(RECORD EXTRACTS)

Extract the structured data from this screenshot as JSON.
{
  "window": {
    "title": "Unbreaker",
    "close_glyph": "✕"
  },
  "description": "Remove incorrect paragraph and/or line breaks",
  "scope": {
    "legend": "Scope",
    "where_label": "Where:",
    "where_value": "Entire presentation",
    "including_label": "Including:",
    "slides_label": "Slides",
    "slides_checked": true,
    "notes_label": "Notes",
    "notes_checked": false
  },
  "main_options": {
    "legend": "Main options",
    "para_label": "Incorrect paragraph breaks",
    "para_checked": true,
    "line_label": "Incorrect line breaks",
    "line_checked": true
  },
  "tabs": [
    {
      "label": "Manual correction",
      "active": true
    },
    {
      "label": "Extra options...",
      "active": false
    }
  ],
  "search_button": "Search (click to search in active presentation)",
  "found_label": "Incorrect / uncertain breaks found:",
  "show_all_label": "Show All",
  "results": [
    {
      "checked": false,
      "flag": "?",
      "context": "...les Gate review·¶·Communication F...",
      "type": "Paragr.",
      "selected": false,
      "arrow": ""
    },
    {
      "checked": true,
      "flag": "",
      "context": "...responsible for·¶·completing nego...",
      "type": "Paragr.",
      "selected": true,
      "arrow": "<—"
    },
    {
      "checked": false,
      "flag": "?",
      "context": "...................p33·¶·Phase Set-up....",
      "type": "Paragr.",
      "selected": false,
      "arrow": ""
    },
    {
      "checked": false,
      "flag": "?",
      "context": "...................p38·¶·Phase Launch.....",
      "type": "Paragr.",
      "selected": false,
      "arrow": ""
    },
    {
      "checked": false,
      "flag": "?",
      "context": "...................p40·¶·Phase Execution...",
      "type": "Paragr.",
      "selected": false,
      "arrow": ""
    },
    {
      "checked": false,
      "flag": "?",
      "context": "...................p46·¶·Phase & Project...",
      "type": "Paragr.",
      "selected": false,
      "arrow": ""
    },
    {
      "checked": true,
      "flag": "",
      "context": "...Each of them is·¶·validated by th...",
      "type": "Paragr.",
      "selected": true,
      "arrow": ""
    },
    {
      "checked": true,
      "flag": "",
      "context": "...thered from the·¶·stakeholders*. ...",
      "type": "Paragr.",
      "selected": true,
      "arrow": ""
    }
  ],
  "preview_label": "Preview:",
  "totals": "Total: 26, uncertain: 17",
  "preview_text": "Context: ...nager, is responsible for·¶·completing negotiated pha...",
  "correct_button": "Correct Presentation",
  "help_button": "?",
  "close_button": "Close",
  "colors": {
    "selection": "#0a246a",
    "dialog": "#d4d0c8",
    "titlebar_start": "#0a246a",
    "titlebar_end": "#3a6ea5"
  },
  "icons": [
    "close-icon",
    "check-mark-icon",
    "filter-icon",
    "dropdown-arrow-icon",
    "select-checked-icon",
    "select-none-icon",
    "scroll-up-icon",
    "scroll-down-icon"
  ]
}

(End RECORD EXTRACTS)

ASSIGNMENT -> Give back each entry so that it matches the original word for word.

ANSWER SECTION ->
Extract the structured data from this screenshot as JSON.
{
  "window": {
    "title": "Unbreaker",
    "close_glyph": "✕"
  },
  "description": "Remove incorrect paragraph and/or line breaks",
  "scope": {
    "legend": "Scope",
    "where_label": "Where:",
    "where_value": "Entire presentation",
    "including_label": "Including:",
    "slides_label": "Slides",
    "slides_checked": true,
    "notes_label": "Notes",
    "notes_checked": false
  },
  "main_options": {
    "legend": "Main options",
    "para_label": "Incorrect paragraph breaks",
    "para_checked": true,
    "line_label": "Incorrect line breaks",
    "line_checked": true
  },
  "tabs": [
    {
      "label": "Manual correction",
      "active": true
    },
    {
      "label": "Extra options...",
      "active": false
    }
  ],
  "search_button": "Search (click to search in active presentation)",
  "found_label": "Incorrect / uncertain breaks found:",
  "show_all_label": "Show All",
  "results": [
    {
      "checked": false,
      "flag": "?",
      "context": "...les Gate review·¶·Communication F...",
      "type": "Paragr.",
      "selected": false,
      "arrow": ""
    },
    {
      "checked": true,
      "flag": "",
      "context": "...responsible for·¶·completing nego...",
      "type": "Paragr.",
      "selected": true,
      "arrow": "<—"
    },
    {
      "checked": false,
      "flag": "?",
      "context": "...................p33·¶·Phase Set-up....",
      "type": "Paragr.",
      "selected": false,
      "arrow": ""
    },
    {
      "checked": false,
      "flag": "?",
      "context": "...................p38·¶·Phase Launch.....",
      "type": "Paragr.",
      "selected": false,
      "arrow": ""
    },
    {
      "checked": false,
      "flag": "?",
      "context": "...................p40·¶·Phase Execution...",
      "type": "Paragr.",
      "selected": false,
      "arrow": ""
    },
    {
      "checked": false,
      "flag": "?",
      "context": "...................p46·¶·Phase & Project...",
      "type": "Paragr.",
      "selected": false,
      "arrow": ""
    },
    {
      "checked": true,
      "flag": "",
      "context": "...Each of them is·¶·validated by th...",
      "type": "Paragr.",
      "selected": true,
      "arrow": ""
    },
    {
      "checked": true,
      "flag": "",
      "context": "...thered from the·¶·stakeholders*. ...",
      "type": "Paragr.",
      "selected": true,
      "arrow": ""
    }
  ],
  "preview_label": "Preview:",
  "totals": "Total: 26, uncertain: 17",
  "preview_text": "Context: ...nager, is responsible for·¶·completing negotiated pha...",
  "correct_button": "Correct Presentation",
  "help_button": "?",
  "close_button": "Close",
  "colors": {
    "selection": "#0a246a",
    "dialog": "#d4d0c8",
    "titlebar_start": "#0a246a",
    "titlebar_end": "#3a6ea5"
  },
  "icons": [
    "close-icon",
    "check-mark-icon",
    "filter-icon",
    "dropdown-arrow-icon",
    "select-checked-icon",
    "select-none-icon",
    "scroll-up-icon",
    "scroll-down-icon"
  ]
}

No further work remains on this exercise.